Islamic State, Cameron says, is neither Islamic nor a State. He's right - on the other hand, nor was the Irish Republican Army ever an army. So what? A name is no more than what someone chooses to be called. Does he really think that a single one of IS's recruits was attracted to its ranks because they were misled by its name?
The child poverty figure was out this week, and it surprised many people by showing no overall rise. This wasn't the success the Conservatives tried to present it as; there is a target in place that commits the government to eradicating child poverty by 2020, the end of the current parliament, and this needs the figure to fall significantly every year with 2.3 million still below the breadline.
There's a school really making waves in the world of education and those waves are rippling out to broader shores.
The newly installed Business Secretary has decided to instruct business leaders that they mustn't be campaigning for Britain to stay in the EU as that would risk undermining Mr Cameron's negotiating position ahead of the In/Out referendum.

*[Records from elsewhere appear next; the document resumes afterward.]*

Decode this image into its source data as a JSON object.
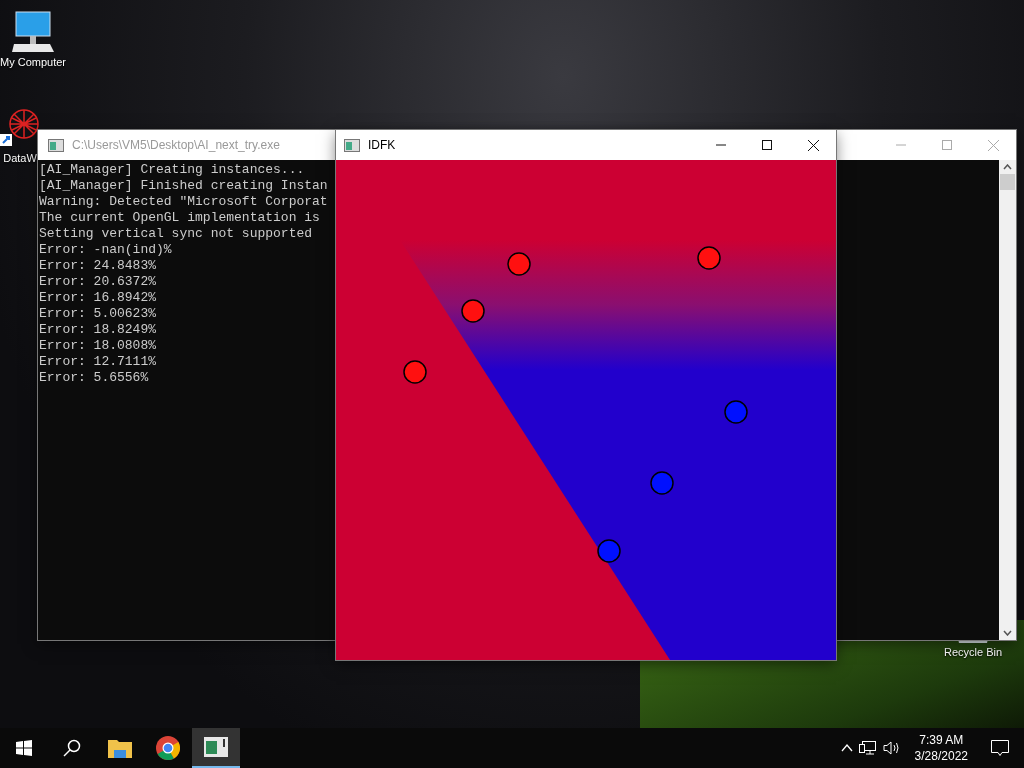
{
  "desktop_icons": [
    {
      "kind": "computer",
      "label": "My Computer"
    },
    {
      "kind": "shortcut",
      "label": "DataW"
    },
    {
      "kind": "bin",
      "label": "Recycle Bin"
    }
  ],
  "console_window": {
    "title": "C:\\Users\\VM5\\Desktop\\AI_next_try.exe",
    "lines": [
      "[AI_Manager] Creating instances...",
      "[AI_Manager] Finished creating Instan",
      "Warning: Detected \"Microsoft Corporat",
      "The current OpenGL implementation is",
      "Setting vertical sync not supported",
      "Error: -nan(ind)%",
      "Error: 24.8483%",
      "Error: 20.6372%",
      "Error: 16.8942%",
      "Error: 5.00623%",
      "Error: 18.8249%",
      "Error: 18.0808%",
      "Error: 12.7111%",
      "Error: 5.6556%"
    ]
  },
  "plot_window": {
    "title": "IDFK"
  },
  "taskbar": {
    "apps": [
      {
        "kind": "explorer",
        "selected": false
      },
      {
        "kind": "browser",
        "selected": false
      },
      {
        "kind": "console",
        "selected": true
      }
    ],
    "clock": {
      "time": "7:39 AM",
      "date": "3/28/2022"
    }
  }
}
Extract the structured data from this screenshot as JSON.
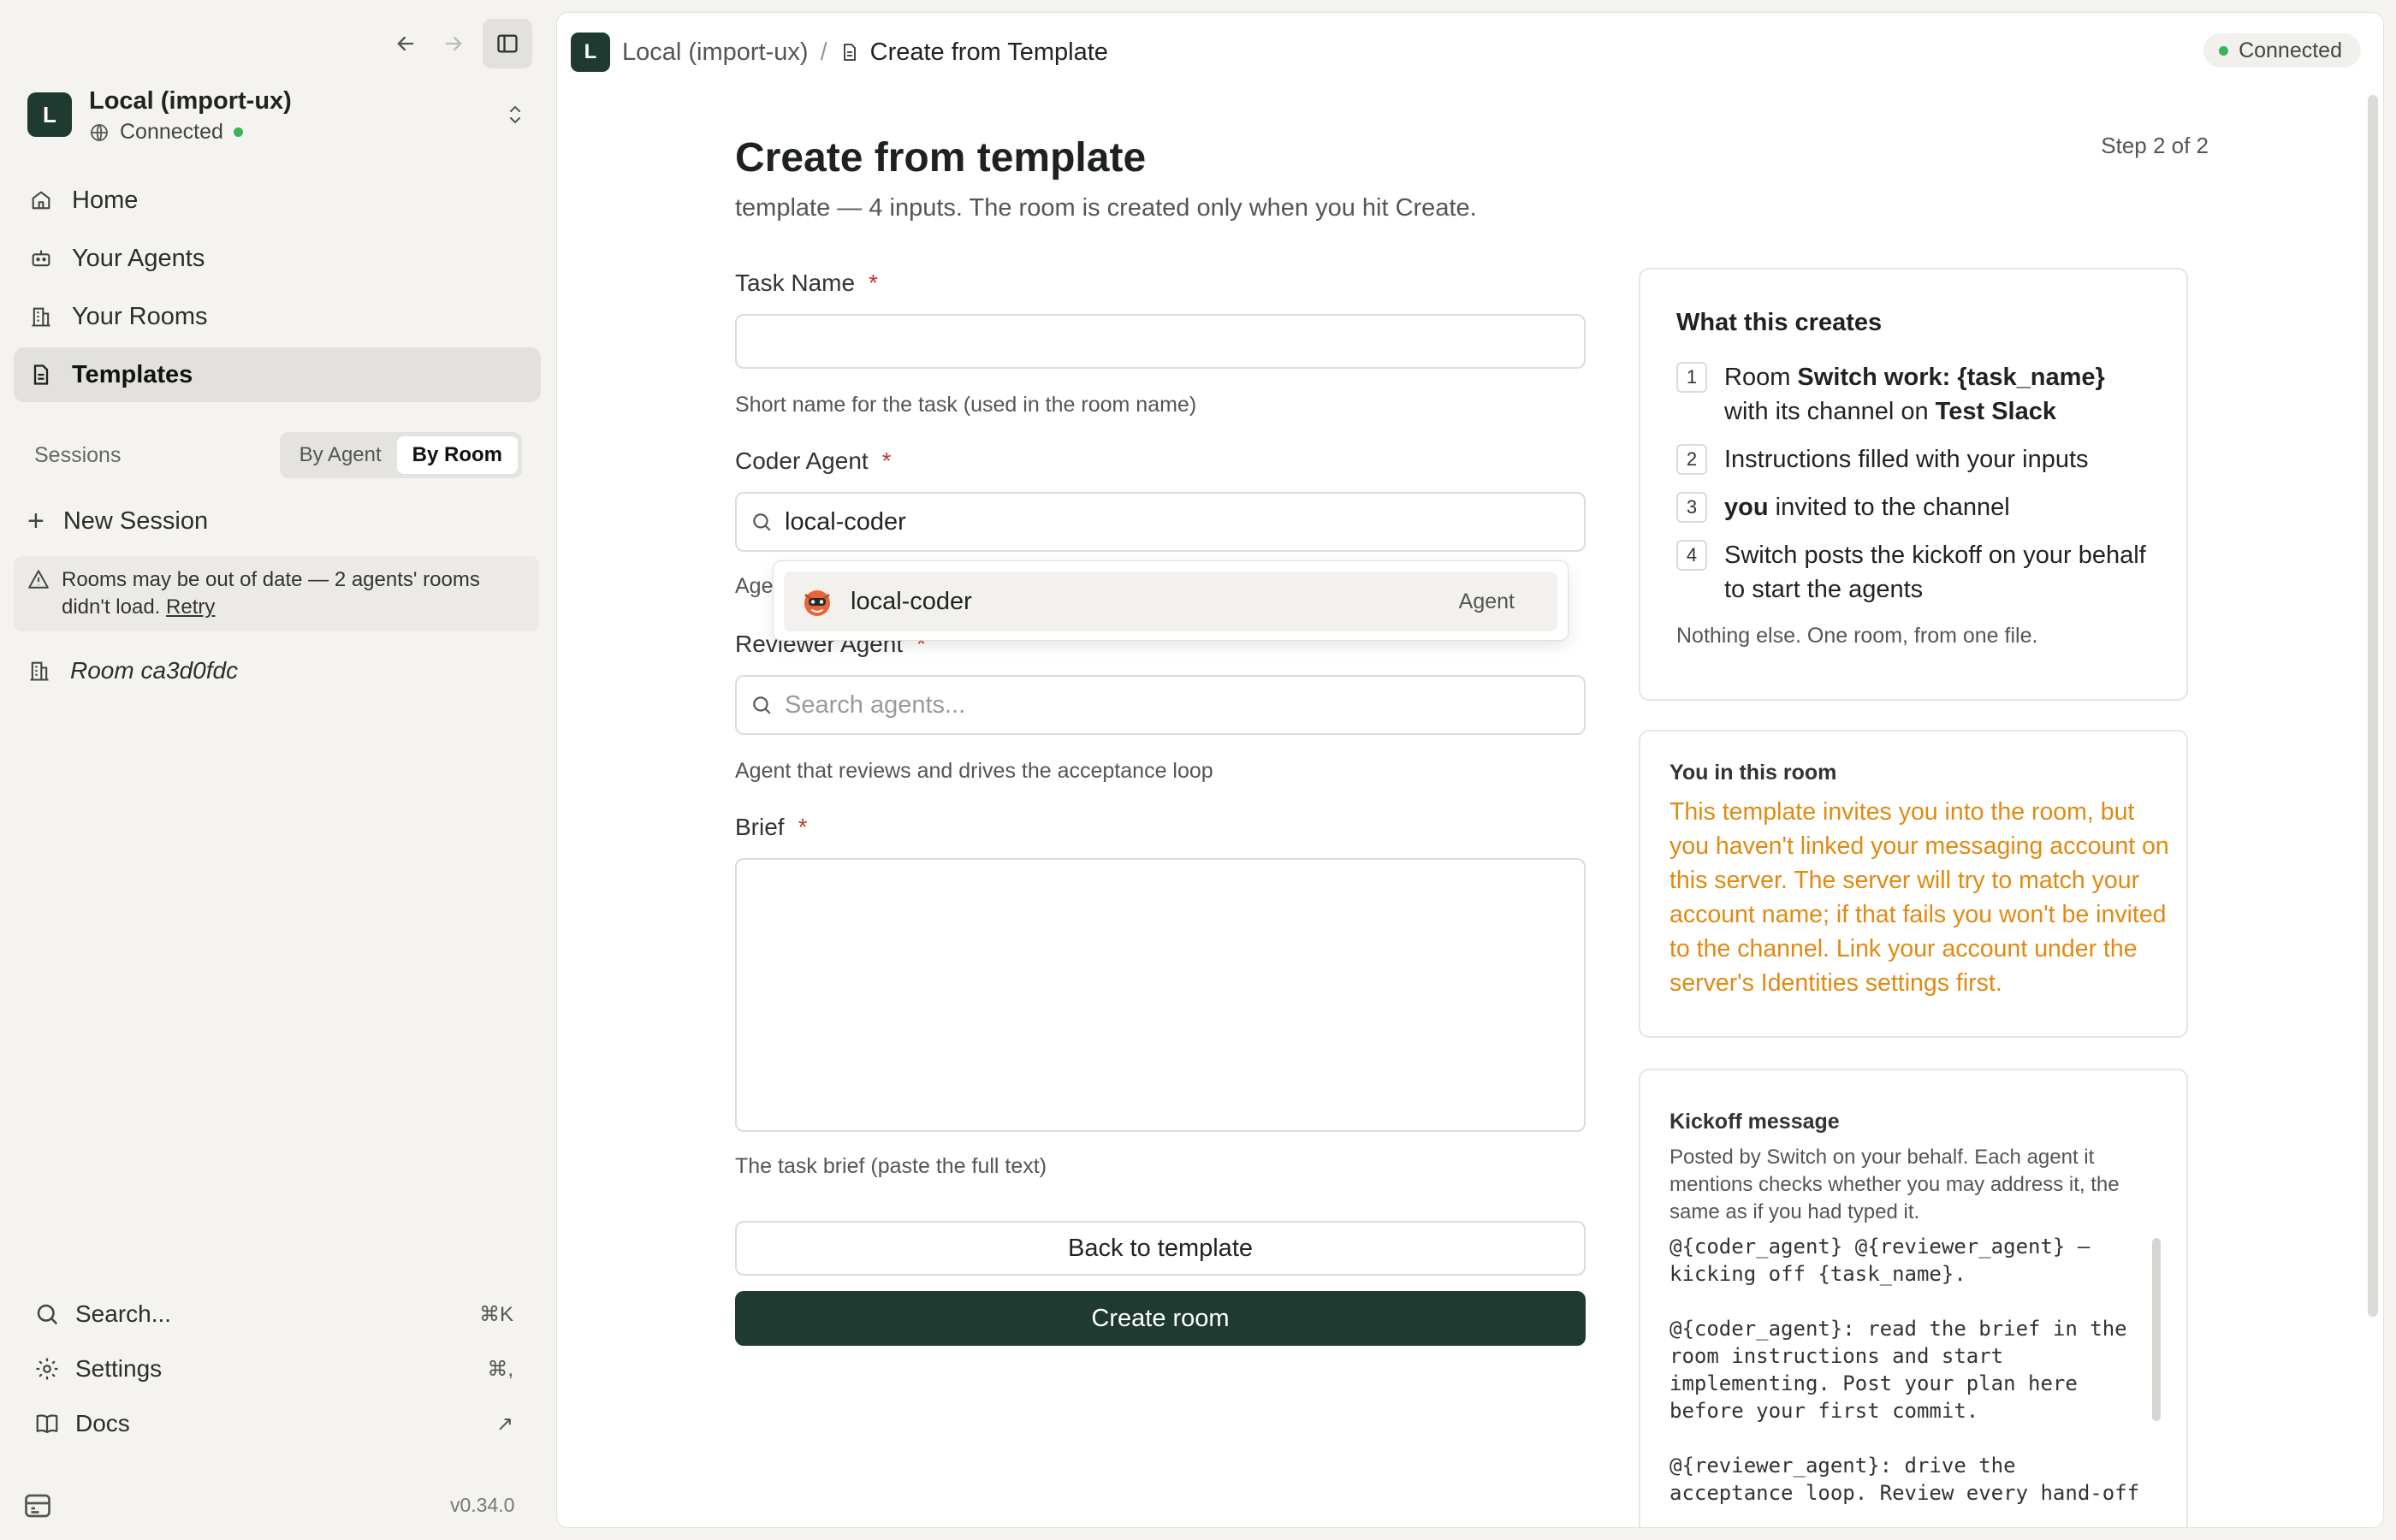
{
  "sidebar": {
    "workspace": {
      "initial": "L",
      "name": "Local (import-ux)",
      "status": "Connected"
    },
    "nav": [
      {
        "label": "Home",
        "icon": "home-icon"
      },
      {
        "label": "Your Agents",
        "icon": "robot-icon"
      },
      {
        "label": "Your Rooms",
        "icon": "building-icon"
      },
      {
        "label": "Templates",
        "icon": "document-icon",
        "active": true
      }
    ],
    "sessions": {
      "label": "Sessions",
      "by_agent": "By Agent",
      "by_room": "By Room"
    },
    "new_session": "New Session",
    "warning": {
      "text": "Rooms may be out of date — 2 agents' rooms didn't load.",
      "retry": "Retry"
    },
    "room": "Room ca3d0fdc",
    "search": {
      "label": "Search...",
      "shortcut": "⌘K"
    },
    "settings": {
      "label": "Settings",
      "shortcut": "⌘,"
    },
    "docs": {
      "label": "Docs",
      "shortcut": "↗"
    },
    "version": "v0.34.0"
  },
  "topbar": {
    "initial": "L",
    "workspace": "Local (import-ux)",
    "separator": "/",
    "page": "Create from Template",
    "status": "Connected"
  },
  "page": {
    "title": "Create from template",
    "subtitle": "template — 4 inputs. The room is created only when you hit Create.",
    "step": "Step 2 of 2"
  },
  "form": {
    "task_name": {
      "label": "Task Name",
      "required": "*",
      "value": "",
      "hint": "Short name for the task (used in the room name)"
    },
    "coder_agent": {
      "label": "Coder Agent",
      "required": "*",
      "value": "local-coder",
      "hint": "Age"
    },
    "dropdown": {
      "name": "local-coder",
      "type": "Agent"
    },
    "reviewer_agent": {
      "label": "Reviewer Agent",
      "required": "*",
      "placeholder": "Search agents...",
      "hint": "Agent that reviews and drives the acceptance loop"
    },
    "brief": {
      "label": "Brief",
      "required": "*",
      "value": "",
      "hint": "The task brief (paste the full text)"
    },
    "back_button": "Back to template",
    "create_button": "Create room"
  },
  "creates_card": {
    "title": "What this creates",
    "items": [
      {
        "num": "1",
        "pre": "Room ",
        "bold": "Switch work: {task_name}",
        "mid": " with its channel on ",
        "bold2": "Test Slack"
      },
      {
        "num": "2",
        "text": "Instructions filled with your inputs"
      },
      {
        "num": "3",
        "bold": "you",
        "text": " invited to the channel"
      },
      {
        "num": "4",
        "text": "Switch posts the kickoff on your behalf to start the agents"
      }
    ],
    "footer": "Nothing else. One room, from one file."
  },
  "you_card": {
    "title": "You in this room",
    "text": "This template invites you into the room, but you haven't linked your messaging account on this server. The server will try to match your account name; if that fails you won't be invited to the channel. Link your account under the server's Identities settings first."
  },
  "kickoff_card": {
    "title": "Kickoff message",
    "description": "Posted by Switch on your behalf. Each agent it mentions checks whether you may address it, the same as if you had typed it.",
    "code": "@{coder_agent} @{reviewer_agent} —\nkicking off {task_name}.\n\n@{coder_agent}: read the brief in the\nroom instructions and start\nimplementing. Post your plan here\nbefore your first commit.\n\n@{reviewer_agent}: drive the\nacceptance loop. Review every hand-off"
  },
  "colors": {
    "brand": "#1f3a30",
    "accent_warning": "#e08a12",
    "status_green": "#3bb35a"
  }
}
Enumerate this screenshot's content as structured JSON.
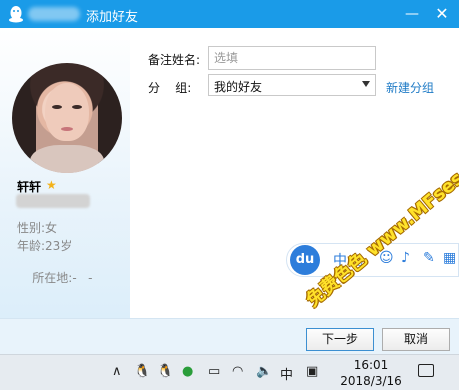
{
  "window": {
    "title": "添加好友"
  },
  "profile": {
    "nickname": "轩轩",
    "gender_label": "性别:",
    "gender": "女",
    "age_label": "年龄:",
    "age": "23岁",
    "location_label": "所在地:",
    "location": "-   -"
  },
  "form": {
    "remark_label": "备注姓名:",
    "remark_placeholder": "选填",
    "remark_value": "",
    "group_label": "分    组:",
    "group_value": "我的好友",
    "new_group_link": "新建分组"
  },
  "buttons": {
    "next": "下一步",
    "cancel": "取消"
  },
  "ime": {
    "logo": "du",
    "mode": "中"
  },
  "taskbar": {
    "ime_mode": "中",
    "time": "16:01",
    "date": "2018/3/16"
  },
  "watermark": {
    "text": "免费色色  www.MFsese.com"
  },
  "colors": {
    "titlebar": "#1a9be8",
    "link": "#1f7bc6",
    "ime_blue": "#2d7ddb"
  }
}
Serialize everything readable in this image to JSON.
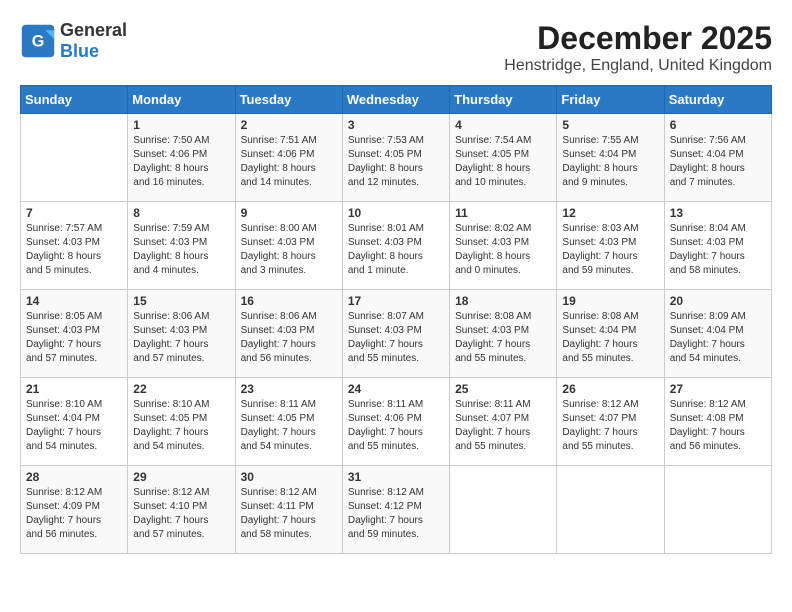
{
  "header": {
    "logo_general": "General",
    "logo_blue": "Blue",
    "month_title": "December 2025",
    "subtitle": "Henstridge, England, United Kingdom"
  },
  "columns": [
    "Sunday",
    "Monday",
    "Tuesday",
    "Wednesday",
    "Thursday",
    "Friday",
    "Saturday"
  ],
  "weeks": [
    [
      {
        "day": "",
        "info": ""
      },
      {
        "day": "1",
        "info": "Sunrise: 7:50 AM\nSunset: 4:06 PM\nDaylight: 8 hours\nand 16 minutes."
      },
      {
        "day": "2",
        "info": "Sunrise: 7:51 AM\nSunset: 4:06 PM\nDaylight: 8 hours\nand 14 minutes."
      },
      {
        "day": "3",
        "info": "Sunrise: 7:53 AM\nSunset: 4:05 PM\nDaylight: 8 hours\nand 12 minutes."
      },
      {
        "day": "4",
        "info": "Sunrise: 7:54 AM\nSunset: 4:05 PM\nDaylight: 8 hours\nand 10 minutes."
      },
      {
        "day": "5",
        "info": "Sunrise: 7:55 AM\nSunset: 4:04 PM\nDaylight: 8 hours\nand 9 minutes."
      },
      {
        "day": "6",
        "info": "Sunrise: 7:56 AM\nSunset: 4:04 PM\nDaylight: 8 hours\nand 7 minutes."
      }
    ],
    [
      {
        "day": "7",
        "info": "Sunrise: 7:57 AM\nSunset: 4:03 PM\nDaylight: 8 hours\nand 5 minutes."
      },
      {
        "day": "8",
        "info": "Sunrise: 7:59 AM\nSunset: 4:03 PM\nDaylight: 8 hours\nand 4 minutes."
      },
      {
        "day": "9",
        "info": "Sunrise: 8:00 AM\nSunset: 4:03 PM\nDaylight: 8 hours\nand 3 minutes."
      },
      {
        "day": "10",
        "info": "Sunrise: 8:01 AM\nSunset: 4:03 PM\nDaylight: 8 hours\nand 1 minute."
      },
      {
        "day": "11",
        "info": "Sunrise: 8:02 AM\nSunset: 4:03 PM\nDaylight: 8 hours\nand 0 minutes."
      },
      {
        "day": "12",
        "info": "Sunrise: 8:03 AM\nSunset: 4:03 PM\nDaylight: 7 hours\nand 59 minutes."
      },
      {
        "day": "13",
        "info": "Sunrise: 8:04 AM\nSunset: 4:03 PM\nDaylight: 7 hours\nand 58 minutes."
      }
    ],
    [
      {
        "day": "14",
        "info": "Sunrise: 8:05 AM\nSunset: 4:03 PM\nDaylight: 7 hours\nand 57 minutes."
      },
      {
        "day": "15",
        "info": "Sunrise: 8:06 AM\nSunset: 4:03 PM\nDaylight: 7 hours\nand 57 minutes."
      },
      {
        "day": "16",
        "info": "Sunrise: 8:06 AM\nSunset: 4:03 PM\nDaylight: 7 hours\nand 56 minutes."
      },
      {
        "day": "17",
        "info": "Sunrise: 8:07 AM\nSunset: 4:03 PM\nDaylight: 7 hours\nand 55 minutes."
      },
      {
        "day": "18",
        "info": "Sunrise: 8:08 AM\nSunset: 4:03 PM\nDaylight: 7 hours\nand 55 minutes."
      },
      {
        "day": "19",
        "info": "Sunrise: 8:08 AM\nSunset: 4:04 PM\nDaylight: 7 hours\nand 55 minutes."
      },
      {
        "day": "20",
        "info": "Sunrise: 8:09 AM\nSunset: 4:04 PM\nDaylight: 7 hours\nand 54 minutes."
      }
    ],
    [
      {
        "day": "21",
        "info": "Sunrise: 8:10 AM\nSunset: 4:04 PM\nDaylight: 7 hours\nand 54 minutes."
      },
      {
        "day": "22",
        "info": "Sunrise: 8:10 AM\nSunset: 4:05 PM\nDaylight: 7 hours\nand 54 minutes."
      },
      {
        "day": "23",
        "info": "Sunrise: 8:11 AM\nSunset: 4:05 PM\nDaylight: 7 hours\nand 54 minutes."
      },
      {
        "day": "24",
        "info": "Sunrise: 8:11 AM\nSunset: 4:06 PM\nDaylight: 7 hours\nand 55 minutes."
      },
      {
        "day": "25",
        "info": "Sunrise: 8:11 AM\nSunset: 4:07 PM\nDaylight: 7 hours\nand 55 minutes."
      },
      {
        "day": "26",
        "info": "Sunrise: 8:12 AM\nSunset: 4:07 PM\nDaylight: 7 hours\nand 55 minutes."
      },
      {
        "day": "27",
        "info": "Sunrise: 8:12 AM\nSunset: 4:08 PM\nDaylight: 7 hours\nand 56 minutes."
      }
    ],
    [
      {
        "day": "28",
        "info": "Sunrise: 8:12 AM\nSunset: 4:09 PM\nDaylight: 7 hours\nand 56 minutes."
      },
      {
        "day": "29",
        "info": "Sunrise: 8:12 AM\nSunset: 4:10 PM\nDaylight: 7 hours\nand 57 minutes."
      },
      {
        "day": "30",
        "info": "Sunrise: 8:12 AM\nSunset: 4:11 PM\nDaylight: 7 hours\nand 58 minutes."
      },
      {
        "day": "31",
        "info": "Sunrise: 8:12 AM\nSunset: 4:12 PM\nDaylight: 7 hours\nand 59 minutes."
      },
      {
        "day": "",
        "info": ""
      },
      {
        "day": "",
        "info": ""
      },
      {
        "day": "",
        "info": ""
      }
    ]
  ]
}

Business leaders should ignore him, keep calm and carry on campaigning.
In times of austerity, such policies inexorably exacerbate the already alarming issue of inequality. Britain is currently the only G7 country with wider inequality than at the turn of the century. Right now, the top ten percent own over fifty-four percent of Britain's wealth and Britain's five richest families own more wealth than the bottom twenty percent.
The secretary of state for health, Jeremy Hunt, has made a national call for reconciliation with elderly relatives, following news that local councils are funding eight 'lonely funerals' per day. This statement is an excellent example of how out of touch government departments are on the realities of family life and breakdown.
What to do when our intelligence agency, MI5, state the terror threat level is severe? Iain Dale spoke to a member of the public on his drive show on LBC last week, who articulated why he believed we are looking at a generational fight against this particular breed of terrorist: IS. David Cameron went further and said they pose an 'existential danger.' The truth is probably somewhere in the middle.
When Cameron kicked off the renegotiation at the European summit in Brussels, over dinner last week, it became clear that he will work broadly within parameters that are acceptable to his fellow leaders. British officials briefed that the government understood the EU treaties cannot be changed before a referendum.
The advice from Europe's voters to David Cameron could not be clearer: If you want popular support across the Channel for your renegotiation strategy, talk not about what's good for Britain but what's good for Europe.
This rejection is worth celebrating, but we must not stop campaigning until there is a complete ban on the practice in Britain. Only then can we turn a corner in terms of our energy mix, to focus it on renewables. What we know now is that the fight for climate action can be won.
The unexpected Tory election victory last month no one seriously expected - least of all the Tory party - broke with the horror of a nightmare become ...
For a journalist, covering the EU has always been one of the toughest gigs around. Brussels? Oh. So. Boring. But not any more. The coming months will see the EU front and centre of the political debate not just in the UK but in many other member states as well.
There have been some huge progressive successes around the world this past month - none of them, unfortunately, happened in the United Kingdom. Just l...
You were lucky enough to have many things handed to you on a plate David. You do not know the struggle of trying to find where you fit in or feeling like a misfit in a society where you 'should' know where you want to be in 5 years time. Please think about the choices you are making.
Our collective response to the plight of the Yazidis was the right one. If we fail to replicate that standard in Rakhine, our moral authority will be further diminished and it will be our enemies that pedal examples of the West's indifferences towards the Islamic world's suffering who alone will be the beneficiaries.
Most children in poverty in the UK are living in families that are in low-paid work. Today's figures show that, carrying on the steady rise over the last five years, this has now risen to 62%. Cuts to welfare will punish families that are already struggling to provide for their children and push them even deeper into poverty.